Purely Spring Magazine 2021:
Eating Right for Your Lifestyle
with Dr. Josh Axe
Dr. Josh Axe, DC, DNM, CNS, is a doctor of chiropractic, certified doctor of natural medicine, and clinical nutritionist with a passion to help people eat healthy and live a healthy lifestyle. His new book, Ancient Remedies: Secrets to Healing with Herbs, Essential Oils, CBD, and the Most Powerful Natural Medicine in History, encourages people to embrace age-old holistic remedies to improve their overall wellness– including tons of accessible DIY options to fit any lifestyle! Read on for his tips on incorporating healthy eating into your lifestyle in ways that work for you.
In your new book, Ancient Remedies, you talk about eating right for your lifestyle type and living in sync with your circadian clock. Can you elaborate on this?
Each of us has distinct traits that make us one of a kind. In my book, I outline five types (or five elements found in nature: fire, earth, wood, metal, water) that people can identify with, each of which has a corresponding diet, supplement and exercise protocol that tends to be most supportive. Ancient healers believed that each of these elements existed in humans, some more strongly than others.
I recommend that people first identify which element is their dominant one. They can then establish a personalized approach to healing that includes foods and other habits that create balance and harmony among all of the elements.
An important aspect of creating an individualized plan is to consider how your energy ebbs and flows throughout the day. Your circadian rhythm is also called your “internal clock” because it helps to put your body into a steady routine of feeling sleepy at night and motivated/awake during the day time. Your internal clock is also partially responsible for other functions like digestion, detoxification, elimination, concentration, and more.
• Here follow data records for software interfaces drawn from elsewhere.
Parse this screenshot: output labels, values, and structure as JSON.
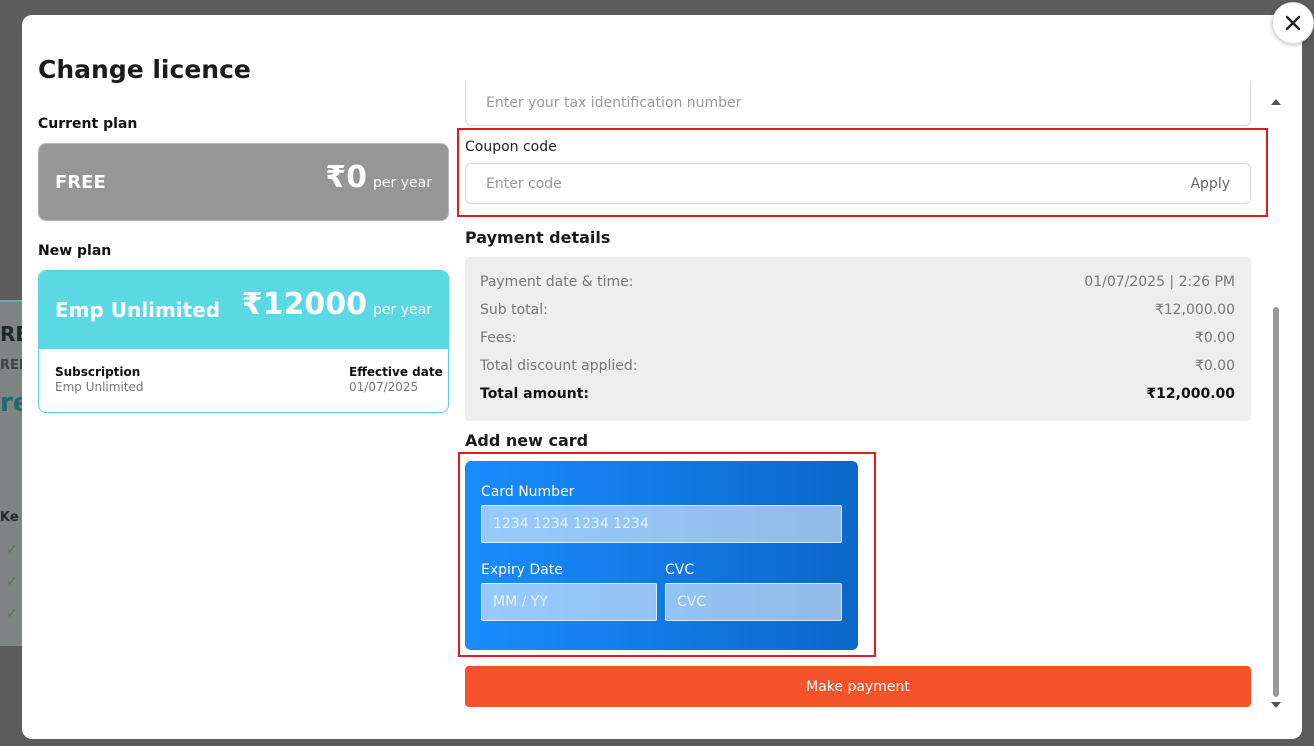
{
  "modal": {
    "title": "Change licence",
    "close_label": "×"
  },
  "current_plan": {
    "section_label": "Current plan",
    "name": "FREE",
    "price": "₹0",
    "period": "per year"
  },
  "new_plan": {
    "section_label": "New plan",
    "name": "Emp Unlimited",
    "price": "₹12000",
    "period": "per year",
    "subscription_label": "Subscription",
    "subscription_value": "Emp Unlimited",
    "effective_label": "Effective date",
    "effective_value": "01/07/2025"
  },
  "tax": {
    "placeholder": "Enter your tax identification number"
  },
  "coupon": {
    "label": "Coupon code",
    "placeholder": "Enter code",
    "apply_label": "Apply"
  },
  "payment": {
    "title": "Payment details",
    "rows": [
      {
        "label": "Payment date & time:",
        "value": "01/07/2025 | 2:26 PM"
      },
      {
        "label": "Sub total:",
        "value": "₹12,000.00"
      },
      {
        "label": "Fees:",
        "value": "₹0.00"
      },
      {
        "label": "Total discount applied:",
        "value": "₹0.00"
      },
      {
        "label": "Total amount:",
        "value": "₹12,000.00"
      }
    ]
  },
  "card": {
    "title": "Add new card",
    "number_label": "Card Number",
    "number_placeholder": "1234 1234 1234 1234",
    "expiry_label": "Expiry Date",
    "expiry_placeholder": "MM / YY",
    "cvc_label": "CVC",
    "cvc_placeholder": "CVC"
  },
  "actions": {
    "pay_label": "Make payment"
  },
  "background": {
    "fragments": [
      "RE",
      "REE",
      "re",
      "Ke"
    ]
  },
  "colors": {
    "accent_cyan": "#5ad8e4",
    "pay_orange": "#f4532a",
    "card_blue": "#1a8cff",
    "highlight_red": "#e01b24"
  }
}
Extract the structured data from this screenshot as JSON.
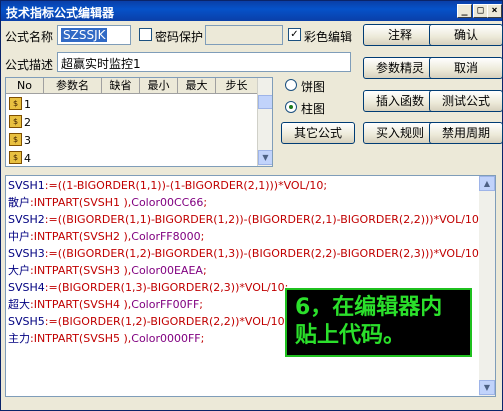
{
  "window": {
    "title": "技术指标公式编辑器"
  },
  "form": {
    "name_label": "公式名称",
    "name_value": "SZSSJK",
    "password_label": "密码保护",
    "color_edit_label": "彩色编辑",
    "desc_label": "公式描述",
    "desc_value": "超赢实时监控1",
    "color_edit_checked": "✓"
  },
  "params_table": {
    "headers": [
      "No",
      "参数名",
      "缺省",
      "最小",
      "最大",
      "步长"
    ],
    "rows": [
      "1",
      "2",
      "3",
      "4"
    ]
  },
  "chart_type": {
    "option1": "饼图",
    "option2": "柱图",
    "selected": "柱图"
  },
  "buttons": {
    "annotate": "注释",
    "ok": "确认",
    "param_tune": "参数精灵",
    "cancel": "取消",
    "insert_func": "插入函数",
    "test_formula": "测试公式",
    "other_formula": "其它公式",
    "buy_rule": "买入规则",
    "ban_period": "禁用周期"
  },
  "code": {
    "lines": [
      [
        [
          "SVSH1",
          "c-k"
        ],
        [
          ":=((1-BIGORDER(1,1))-(1-BIGORDER(2,1)))*VOL/10;",
          "c-o"
        ]
      ],
      [
        [
          "散户",
          "c-k"
        ],
        [
          ":INTPART(SVSH1 ),",
          "c-o"
        ],
        [
          "Color00CC66",
          "c-x"
        ],
        [
          ";",
          "c-o"
        ]
      ],
      [
        [
          "SVSH2",
          "c-k"
        ],
        [
          ":=((BIGORDER(1,1)-BIGORDER(1,2))-(BIGORDER(2,1)-BIGORDER(2,2)))*VOL/10;",
          "c-o"
        ]
      ],
      [
        [
          "中户",
          "c-k"
        ],
        [
          ":INTPART(SVSH2 ),",
          "c-o"
        ],
        [
          "ColorFF8000",
          "c-x"
        ],
        [
          ";",
          "c-o"
        ]
      ],
      [
        [
          "SVSH3",
          "c-k"
        ],
        [
          ":=((BIGORDER(1,2)-BIGORDER(1,3))-(BIGORDER(2,2)-BIGORDER(2,3)))*VOL/10;",
          "c-o"
        ]
      ],
      [
        [
          "大户",
          "c-k"
        ],
        [
          ":INTPART(SVSH3 ),",
          "c-o"
        ],
        [
          "Color00EAEA",
          "c-x"
        ],
        [
          ";",
          "c-o"
        ]
      ],
      [
        [
          "SVSH4",
          "c-k"
        ],
        [
          ":=(BIGORDER(1,3)-BIGORDER(2,3))*VOL/10;",
          "c-o"
        ]
      ],
      [
        [
          "超大",
          "c-k"
        ],
        [
          ":INTPART(SVSH4 ),",
          "c-o"
        ],
        [
          "ColorFF00FF",
          "c-x"
        ],
        [
          ";",
          "c-o"
        ]
      ],
      [
        [
          "SVSH5",
          "c-k"
        ],
        [
          ":=(BIGORDER(1,2)-BIGORDER(2,2))*VOL/10;",
          "c-o"
        ]
      ],
      [
        [
          "主力",
          "c-k"
        ],
        [
          ":INTPART(SVSH5 ),",
          "c-o"
        ],
        [
          "Color0000FF",
          "c-x"
        ],
        [
          ";",
          "c-o"
        ]
      ]
    ]
  },
  "overlay": {
    "line1": "6，在编辑器内",
    "line2": "贴上代码。"
  }
}
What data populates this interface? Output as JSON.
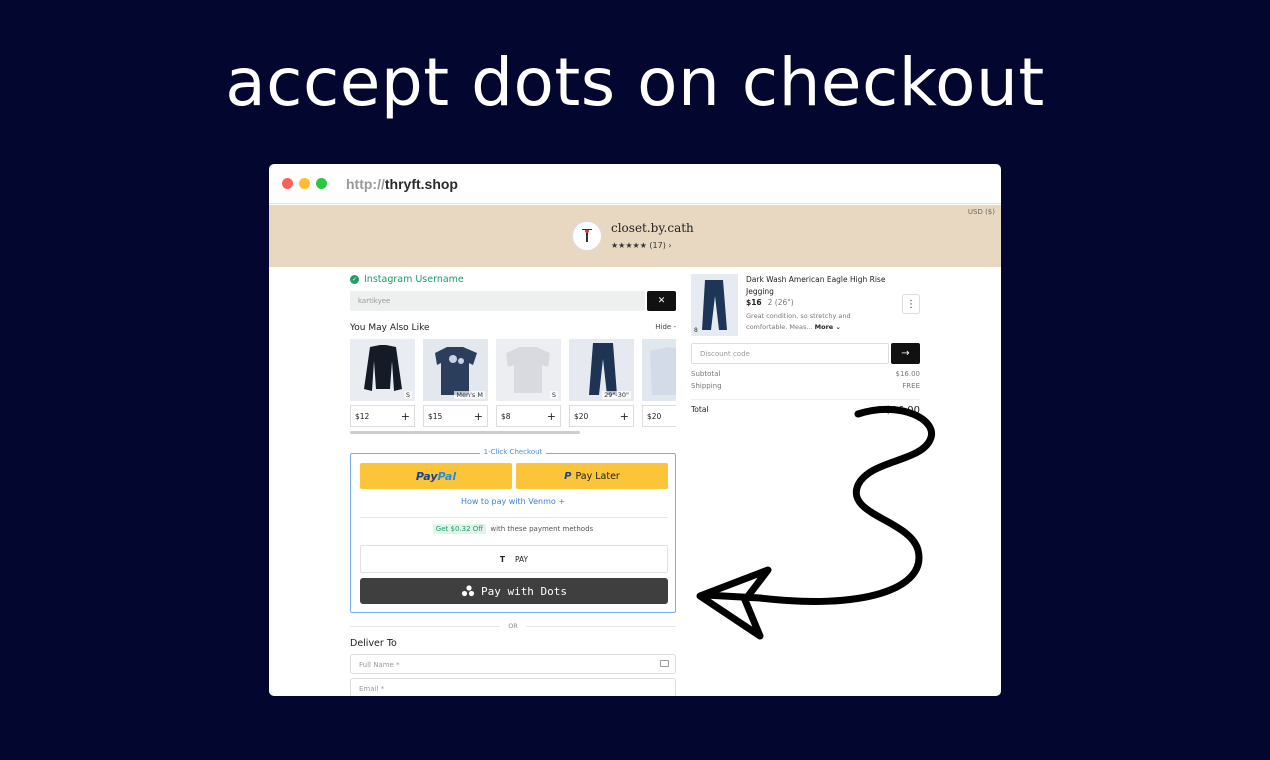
{
  "headline": "accept dots on checkout",
  "browser": {
    "url_protocol": "http://",
    "url_host": "thryft.shop"
  },
  "shop": {
    "currency": "USD ($)",
    "name": "closet.by.cath",
    "rating": "★★★★★ (17) ›"
  },
  "instagram": {
    "label": "Instagram Username",
    "value": "kartikyee",
    "clear_icon": "✕"
  },
  "also_like": {
    "heading": "You May Also Like",
    "hide_label": "Hide -",
    "items": [
      {
        "tag": "S",
        "price": "$12",
        "plus": "+"
      },
      {
        "tag": "Men's M",
        "price": "$15",
        "plus": "+"
      },
      {
        "tag": "S",
        "price": "$8",
        "plus": "+"
      },
      {
        "tag": "29\"-30\"",
        "price": "$20",
        "plus": "+"
      },
      {
        "tag": "",
        "price": "$20",
        "plus": ""
      }
    ]
  },
  "checkout": {
    "legend": "1-Click Checkout",
    "paypal_pay": "Pay",
    "paypal_pal": "Pal",
    "paylater_icon": "P",
    "paylater_label": "Pay Later",
    "venmo_link": "How to pay with Venmo +",
    "discount_badge": "Get $0.32 Off",
    "discount_text": "with these payment methods",
    "tpay_logo": "T",
    "tpay_label": "PAY",
    "dots_label": "Pay with Dots"
  },
  "or_label": "OR",
  "deliver": {
    "heading": "Deliver To",
    "full_name_placeholder": "Full Name *",
    "email_placeholder": "Email *"
  },
  "cart": {
    "item_title": "Dark Wash American Eagle High Rise Jegging",
    "item_price": "$16",
    "item_size": "2 (26\")",
    "item_desc": "Great condition, so stretchy and comfortable. Meas...",
    "more_label": "More ⌄",
    "qty_badge": "8",
    "discount_placeholder": "Discount code",
    "discount_go": "→",
    "subtotal_label": "Subtotal",
    "subtotal_value": "$16.00",
    "shipping_label": "Shipping",
    "shipping_value": "FREE",
    "total_label": "Total",
    "total_value": "$16.00"
  },
  "colors": {
    "background": "#03062e",
    "banner": "#e8d8c2",
    "paypal_yellow": "#fcc439",
    "dots_button": "#3f3f3f",
    "accent_green": "#1f9d6a",
    "link_blue": "#3b7fd4"
  },
  "icons": [
    "check-circle-icon",
    "close-icon",
    "plus-icon",
    "paypal-logo",
    "dots-logo",
    "arrow-right-icon",
    "kebab-icon",
    "card-icon"
  ]
}
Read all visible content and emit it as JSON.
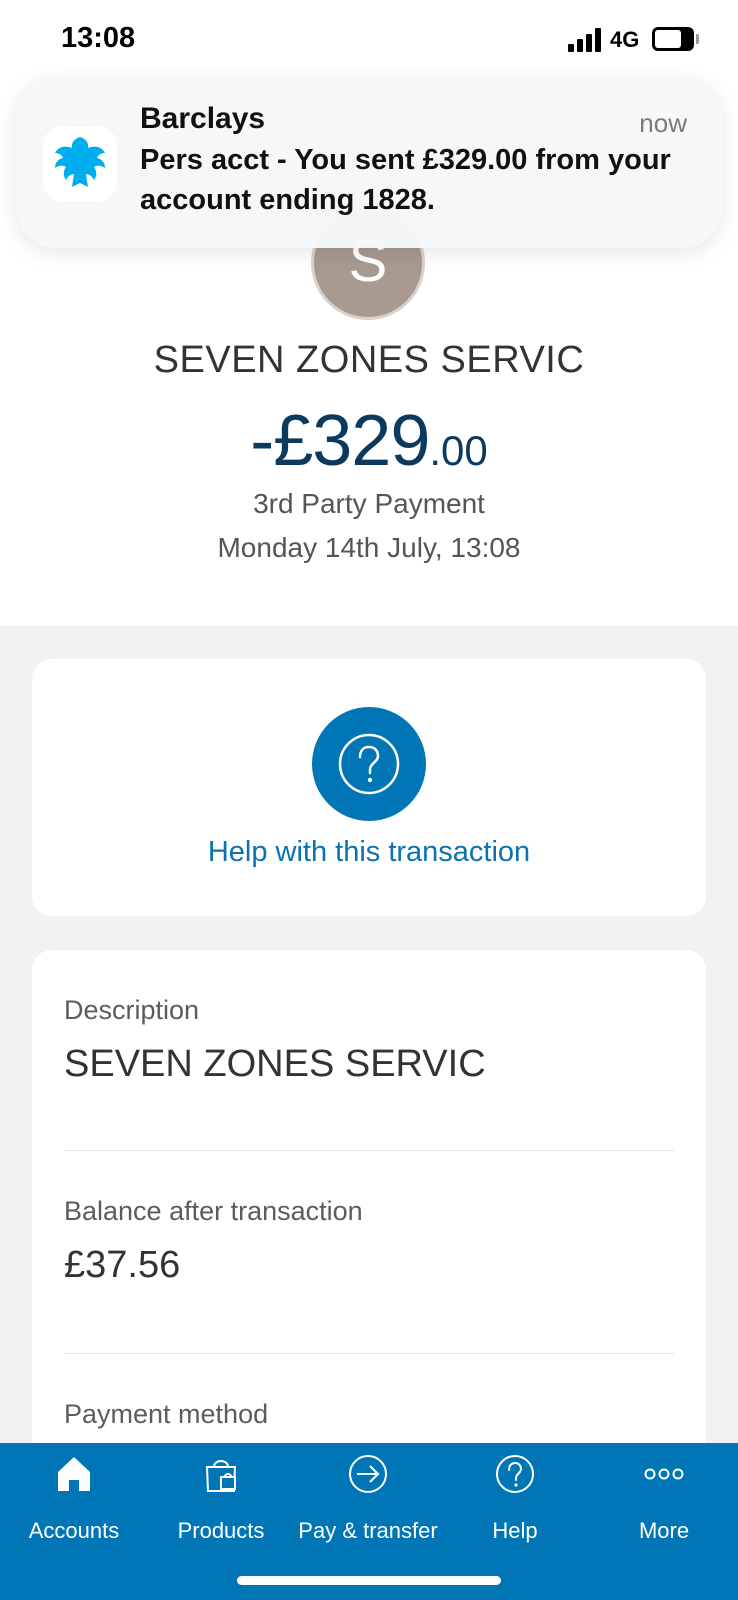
{
  "status_bar": {
    "time": "13:08",
    "network": "4G",
    "battery": "54"
  },
  "notification": {
    "app": "Barclays",
    "time": "now",
    "message": "Pers acct - You sent £329.00 from your account ending 1828."
  },
  "transaction": {
    "avatar_initial": "S",
    "merchant": "SEVEN ZONES SERVIC",
    "amount_main": "-£329",
    "amount_pence": ".00",
    "type": "3rd Party Payment",
    "date": "Monday 14th July, 13:08"
  },
  "help": {
    "label": "Help with this transaction"
  },
  "details": {
    "description_label": "Description",
    "description_value": "SEVEN ZONES SERVIC",
    "balance_label": "Balance after transaction",
    "balance_value": "£37.56",
    "payment_method_label": "Payment method"
  },
  "tabs": [
    {
      "label": "Accounts",
      "icon": "home-icon"
    },
    {
      "label": "Products",
      "icon": "shopping-bag-icon"
    },
    {
      "label": "Pay & transfer",
      "icon": "arrow-circle-icon"
    },
    {
      "label": "Help",
      "icon": "help-icon"
    },
    {
      "label": "More",
      "icon": "more-icon"
    }
  ],
  "colors": {
    "accent": "#0076b6",
    "amount": "#0c3a5e",
    "eagle": "#00aeef"
  }
}
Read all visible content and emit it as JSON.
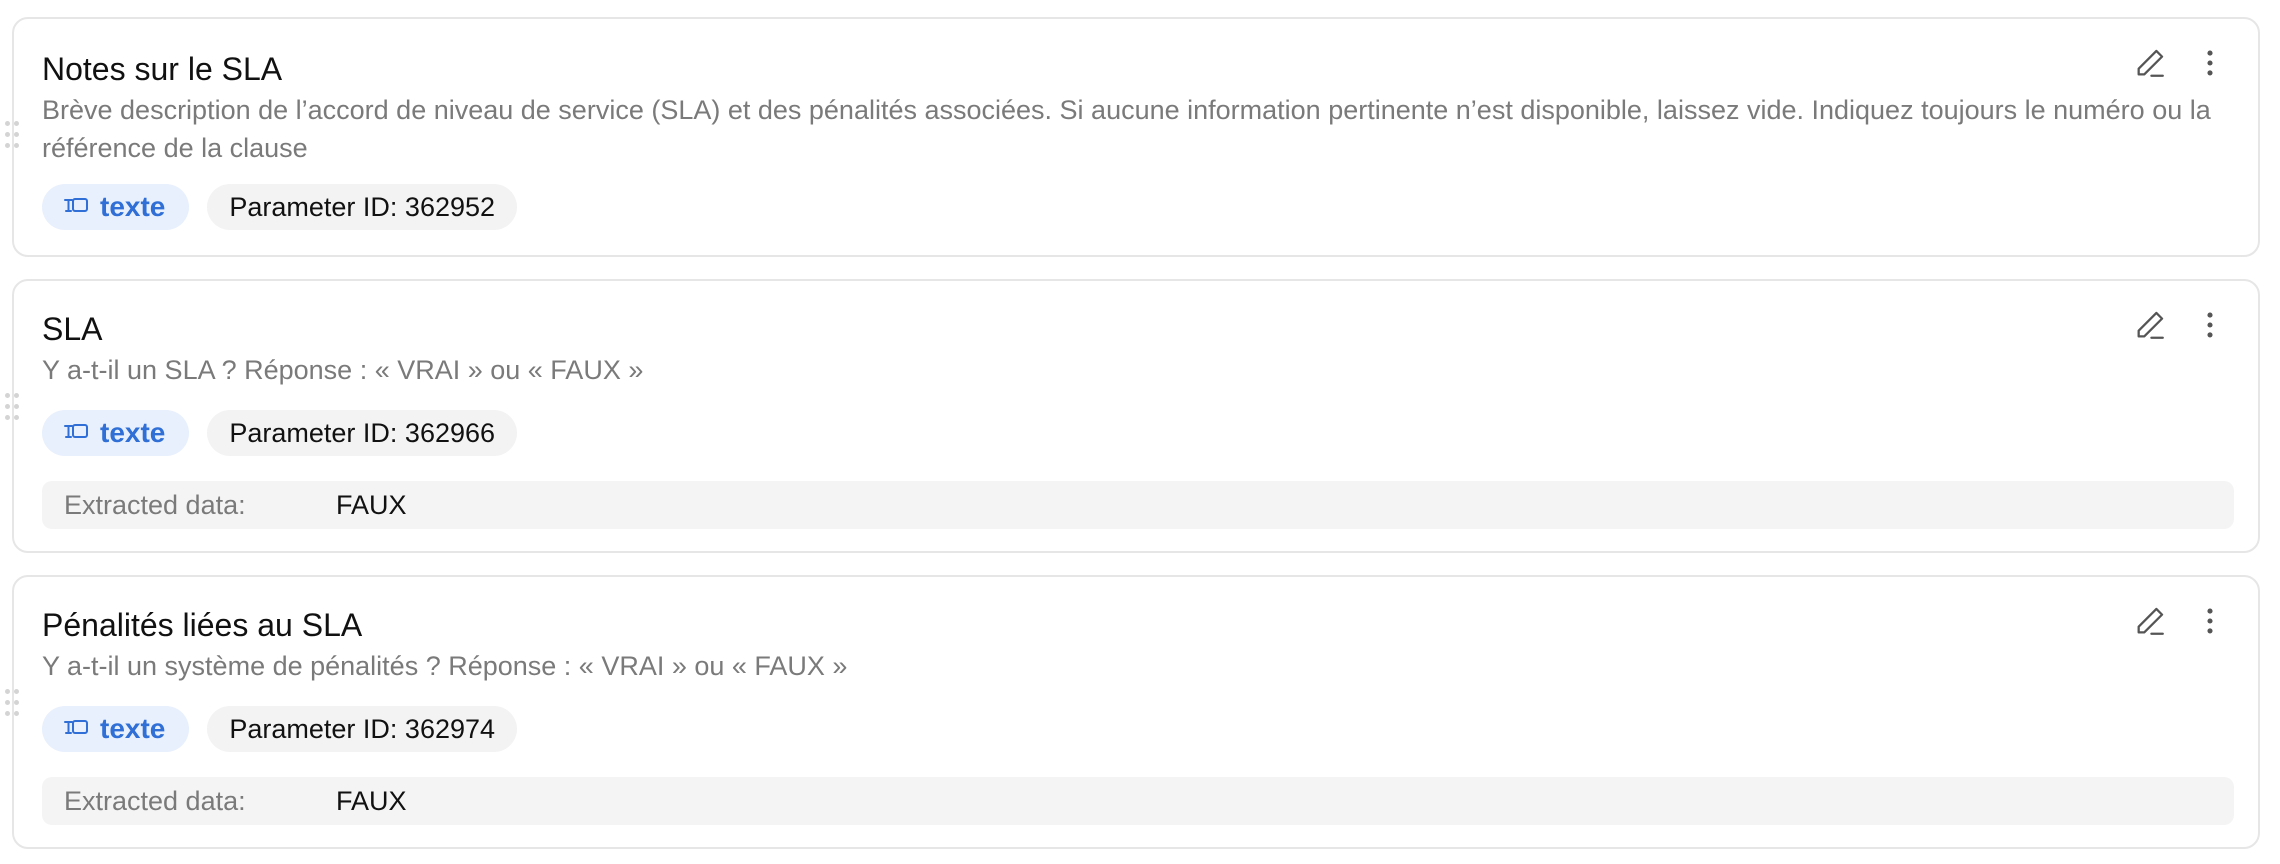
{
  "parameters": [
    {
      "title": "Notes sur le SLA",
      "description": "Brève description de l’accord de niveau de service (SLA) et des pénalités associées. Si aucune information pertinente n’est disponible, laissez vide. Indiquez toujours le numéro ou la référence de la clause",
      "type_label": "texte",
      "param_id": "Parameter ID: 362952",
      "type_icon": "text-type-icon"
    },
    {
      "title": "SLA",
      "description": "Y a-t-il un SLA ? Réponse : « VRAI » ou « FAUX »",
      "type_label": "texte",
      "param_id": "Parameter ID: 362966",
      "type_icon": "text-type-icon",
      "extracted_label": "Extracted data:",
      "extracted_value": "FAUX"
    },
    {
      "title": "Pénalités liées au SLA",
      "description": "Y a-t-il un système de pénalités ? Réponse : « VRAI » ou « FAUX »",
      "type_label": "texte",
      "param_id": "Parameter ID: 362974",
      "type_icon": "text-type-icon",
      "extracted_label": "Extracted data:",
      "extracted_value": "FAUX"
    }
  ],
  "icons": {
    "edit": "pencil-icon",
    "menu": "more-vertical-icon",
    "drag": "drag-handle-icon"
  },
  "colors": {
    "tag_type_bg": "#e8f0fd",
    "tag_type_text": "#2f6fd6",
    "tag_param_bg": "#f3f3f3",
    "extracted_bg": "#f4f4f4",
    "muted_text": "#7a7a7a"
  }
}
You can support your circadian rhythm by creating a relaxing nighttime routine that helps you get sufficient sleep, and by adjusting your schedule so you get daytime light exposure to feel more energized throughout the day. Other things to consider are the best times of day for workouts, when you feel most productive in terms of working/studying, and at which points you may need to rest/nap/meditate to restore your energy.
Following a specific diet can be intimidating and unrealistic at times, can you share at least 5 tips for healthy eating without following a diet? (i.e. foods to avoid, swaps/changes, etc.)
1. Focus on eating a “clean diet” first and foremost, meaning one that includes plenty of whole foods like veggies, fruit, grass-fed meats, fish, eggs, bone broth, herbs, and spices.
2. Limit processed foods which can promote inflammation, such as those that contain added sugar, refined vegetable oils, processed meats, and artificial sweeteners and other preservatives and chemicals.
3. Fill up on protein, which can include both animal and plant sources of protein, depending on your preferences. Protein is filling and can help to keep your appetite and cravings in check.
4. Eat enough fiber, which has benefits for digestion, microbiome/gut function, immunity, heart health, and more.
5. Don’t drink your calories. Skip drinking things like soda, juice, energy drinks and sweetened coffee/tea, and instead have plenty of water, herbal tea, bone broth and coffee in moderation.
Can you talk about the importance of healing the body using essential oils, herbs and other natural medicines?
All of these natural remedies draw upon the wisdom of traditional systems of medicine that have been utilized for thousands of years, including Ayurvedic medicine, Traditional Chinese Medicine, Biblical medicine, and others.
I believe that natural remedies should be our go-to treatments for non-emergencies. They can help to address underlying, root causes of common conditions, such as chronic stress and poor digestion, and can be combined in various ways that support an individual’s unique concerns.
Compared to the Western approach to medicine — which usually treats superficial symptoms and relies on pharmaceutical drugs that can often contribute to side effects — natural remedies tend to be more holistic and safer overall. Not only this, but they address people’s concerns on a deeper level, helping to promote healing of the physical body and mind.
The ancient healers who first came up with these remedies and handed them down for generations believed that human health is a complex mix of physical, emotional, and spiritual wellness. Today, we can still use natural remedies to treat a variety of different types of pains and ailments by supporting the body’s internal healing process from the inside-out.
Can you share a few mind-body practices to heal your body from the inside out?
Mind-body practices that focus on reducing stress, improving sleep, and supporting mental health in other ways can have widespread benefits.
Depending on which types you practice, they’re a helpful way to improve your outlook, energy, and confidence, which can translate to physical benefits as well — such as by improving gut health, reducing fatigue and decreasing cravings — due to the “brain-gut connection.”
Here are some mind-body practices that I recommend most:
• Acupuncture and acupressure
• Healing movement like tai chi and yoga
• Massage therapies
• Reading inspirational texts and books, including the Bible
• Journaling to help clarify your thoughts
• Time spent in nature